In our democracy, people need laws to protect their rights.
Among the laws that should be strengthened is one to protect individuals and organizations from frivolous lawsuits designed to silence them.
The Assembly has passed, and the state Senate is considering, legislation that would expand a state law to protect people from a type of litigation known as Strategic Lawsuits Against Public Participation.
The New York News Publishers Association points out the existing state law only protects speech about matters relating to a public application or permit process. This could refer to a real-estate development situation.
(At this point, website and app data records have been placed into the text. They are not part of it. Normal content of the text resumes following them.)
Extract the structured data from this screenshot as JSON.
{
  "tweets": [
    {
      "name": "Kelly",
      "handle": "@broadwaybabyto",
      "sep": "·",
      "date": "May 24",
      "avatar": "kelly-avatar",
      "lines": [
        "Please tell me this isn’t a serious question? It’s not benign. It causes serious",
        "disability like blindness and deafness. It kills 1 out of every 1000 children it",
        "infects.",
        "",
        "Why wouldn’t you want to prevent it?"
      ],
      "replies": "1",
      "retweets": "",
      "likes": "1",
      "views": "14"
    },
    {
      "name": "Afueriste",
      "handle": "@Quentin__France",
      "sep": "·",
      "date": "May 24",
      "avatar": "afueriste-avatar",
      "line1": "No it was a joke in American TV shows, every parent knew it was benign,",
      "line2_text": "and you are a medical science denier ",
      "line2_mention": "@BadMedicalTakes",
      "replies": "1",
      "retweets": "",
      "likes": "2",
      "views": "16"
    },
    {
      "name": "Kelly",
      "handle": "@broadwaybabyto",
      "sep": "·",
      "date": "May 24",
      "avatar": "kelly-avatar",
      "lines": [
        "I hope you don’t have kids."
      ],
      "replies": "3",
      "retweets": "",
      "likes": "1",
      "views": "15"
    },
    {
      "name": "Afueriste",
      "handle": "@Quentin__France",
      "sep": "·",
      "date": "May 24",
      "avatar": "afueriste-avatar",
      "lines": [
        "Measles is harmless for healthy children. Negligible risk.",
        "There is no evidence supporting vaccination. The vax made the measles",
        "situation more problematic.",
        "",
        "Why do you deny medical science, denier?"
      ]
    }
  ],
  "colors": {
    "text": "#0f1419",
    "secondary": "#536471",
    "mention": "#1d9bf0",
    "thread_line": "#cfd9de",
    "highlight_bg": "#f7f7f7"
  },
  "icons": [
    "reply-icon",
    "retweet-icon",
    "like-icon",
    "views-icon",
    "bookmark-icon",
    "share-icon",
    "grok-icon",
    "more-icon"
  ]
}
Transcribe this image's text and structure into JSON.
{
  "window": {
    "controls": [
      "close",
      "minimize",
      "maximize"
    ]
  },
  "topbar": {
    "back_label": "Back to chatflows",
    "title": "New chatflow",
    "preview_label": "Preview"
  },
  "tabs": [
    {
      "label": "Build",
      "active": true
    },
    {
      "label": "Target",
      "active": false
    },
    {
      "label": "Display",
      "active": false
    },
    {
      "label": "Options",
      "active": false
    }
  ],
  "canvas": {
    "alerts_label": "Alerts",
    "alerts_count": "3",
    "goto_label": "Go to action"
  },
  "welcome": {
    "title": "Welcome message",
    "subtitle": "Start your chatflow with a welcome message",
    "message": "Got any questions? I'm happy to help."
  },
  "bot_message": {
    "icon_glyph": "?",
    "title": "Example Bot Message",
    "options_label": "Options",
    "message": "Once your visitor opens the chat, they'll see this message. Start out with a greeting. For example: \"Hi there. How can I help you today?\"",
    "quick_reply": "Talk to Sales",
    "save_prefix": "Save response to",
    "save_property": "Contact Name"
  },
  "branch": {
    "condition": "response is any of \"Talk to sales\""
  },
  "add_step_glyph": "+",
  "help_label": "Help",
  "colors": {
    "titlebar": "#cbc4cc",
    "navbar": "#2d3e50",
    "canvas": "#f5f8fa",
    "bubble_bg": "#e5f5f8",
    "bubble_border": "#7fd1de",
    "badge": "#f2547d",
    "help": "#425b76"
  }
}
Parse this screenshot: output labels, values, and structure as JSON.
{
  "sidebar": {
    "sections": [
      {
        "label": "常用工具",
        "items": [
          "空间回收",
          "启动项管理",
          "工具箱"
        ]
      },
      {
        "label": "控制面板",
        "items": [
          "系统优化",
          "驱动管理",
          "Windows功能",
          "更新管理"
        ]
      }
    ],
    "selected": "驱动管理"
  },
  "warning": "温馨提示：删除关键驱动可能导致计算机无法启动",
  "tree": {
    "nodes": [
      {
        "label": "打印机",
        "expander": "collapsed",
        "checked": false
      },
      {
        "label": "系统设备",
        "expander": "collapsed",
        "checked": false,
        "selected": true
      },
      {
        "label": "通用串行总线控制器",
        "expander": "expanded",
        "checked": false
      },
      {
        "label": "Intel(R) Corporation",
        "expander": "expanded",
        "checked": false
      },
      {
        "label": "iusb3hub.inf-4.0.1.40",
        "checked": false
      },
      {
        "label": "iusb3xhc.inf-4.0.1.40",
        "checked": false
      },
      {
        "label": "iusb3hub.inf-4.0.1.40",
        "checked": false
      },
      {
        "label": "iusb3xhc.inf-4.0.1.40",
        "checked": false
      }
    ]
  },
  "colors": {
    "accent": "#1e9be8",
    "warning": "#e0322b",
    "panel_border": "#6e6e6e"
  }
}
As it stands, the law could be interpreted narrowly. People speaking out could be subject to legal action from those who want them to stay silent. People who speak their mind at a public meeting could be at risk of being dragged into a costly, frivolous lawsuit. Nonprofit organizations, journalists, small-business owners, teachers, public officials and citizens have been the targets of litigation that falls outside the narrow scope of the current law, according to the New Publishers Association.
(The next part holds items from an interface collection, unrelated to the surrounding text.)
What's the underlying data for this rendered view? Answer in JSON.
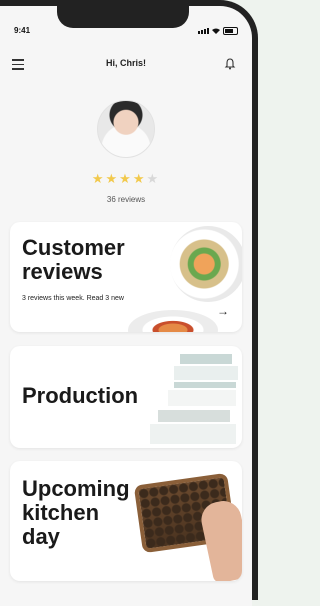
{
  "status": {
    "time": "9:41"
  },
  "header": {
    "greeting": "Hi, Chris!"
  },
  "profile": {
    "rating": 4,
    "max_rating": 5,
    "reviews_label": "36 reviews"
  },
  "cards": [
    {
      "title_lines": [
        "Customer",
        "reviews"
      ],
      "subtitle": "3 reviews this week. Read 3 new",
      "has_arrow": true,
      "arrow": "→"
    },
    {
      "title_lines": [
        "Production"
      ]
    },
    {
      "title_lines": [
        "Upcoming",
        "kitchen",
        "day"
      ]
    }
  ]
}
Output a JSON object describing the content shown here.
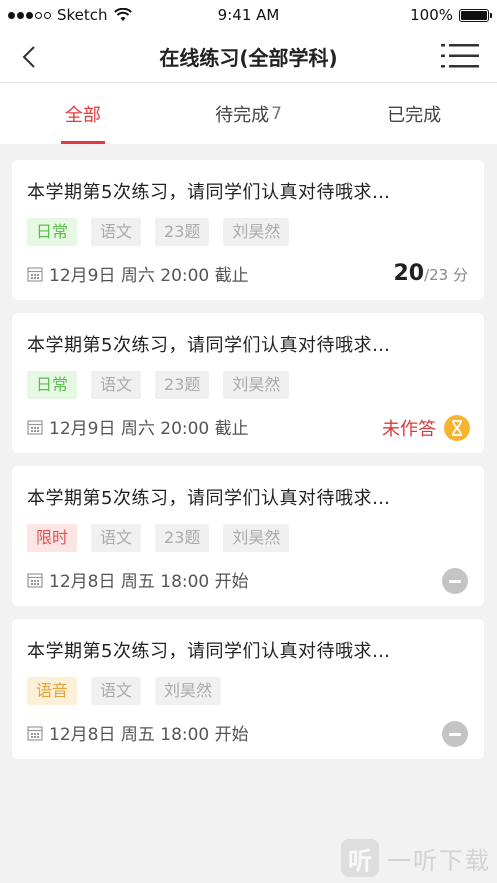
{
  "status_bar": {
    "carrier": "Sketch",
    "time": "9:41 AM",
    "battery": "100%"
  },
  "header": {
    "title": "在线练习(全部学科)"
  },
  "tabs": [
    {
      "label": "全部",
      "count": ""
    },
    {
      "label": "待完成",
      "count": "7"
    },
    {
      "label": "已完成",
      "count": ""
    }
  ],
  "cards": [
    {
      "title": "本学期第5次练习，请同学们认真对待哦求…",
      "tags": [
        "日常",
        "语文",
        "23题",
        "刘昊然"
      ],
      "date": "12月9日 周六 20:00 截止",
      "score": "20",
      "score_total": "/23 分"
    },
    {
      "title": "本学期第5次练习，请同学们认真对待哦求…",
      "tags": [
        "日常",
        "语文",
        "23题",
        "刘昊然"
      ],
      "date": "12月9日 周六 20:00 截止",
      "status": "未作答"
    },
    {
      "title": "本学期第5次练习，请同学们认真对待哦求…",
      "tags": [
        "限时",
        "语文",
        "23题",
        "刘昊然"
      ],
      "date": "12月8日 周五 18:00 开始"
    },
    {
      "title": "本学期第5次练习，请同学们认真对待哦求…",
      "tags": [
        "语音",
        "语文",
        "刘昊然"
      ],
      "date": "12月8日 周五 18:00 开始"
    }
  ],
  "watermark": {
    "logo": "听",
    "text": "一听下载"
  },
  "colors": {
    "accent": "#e13b3b",
    "daily": "#5bbd4f",
    "timed": "#e05353",
    "voice": "#e6a23c",
    "hourglass": "#f5b52e"
  }
}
Silencing opposition is easy when a lawyer can send a letter to people who speak at a public meeting and threaten to take them to court for expressing their opinion.
The proposed legislation would amend a section of civil rights law to protect "any communication in a place open to the public or a public forum in connection with an issue of public concern; or any other lawful conduct in furtherance of the exercise of the constitutional right of free speech in connection with an issue of public concern, or in furtherance of the exercise of the constitutional right of petition."
We encourage the state Legislature to adopt the amendment.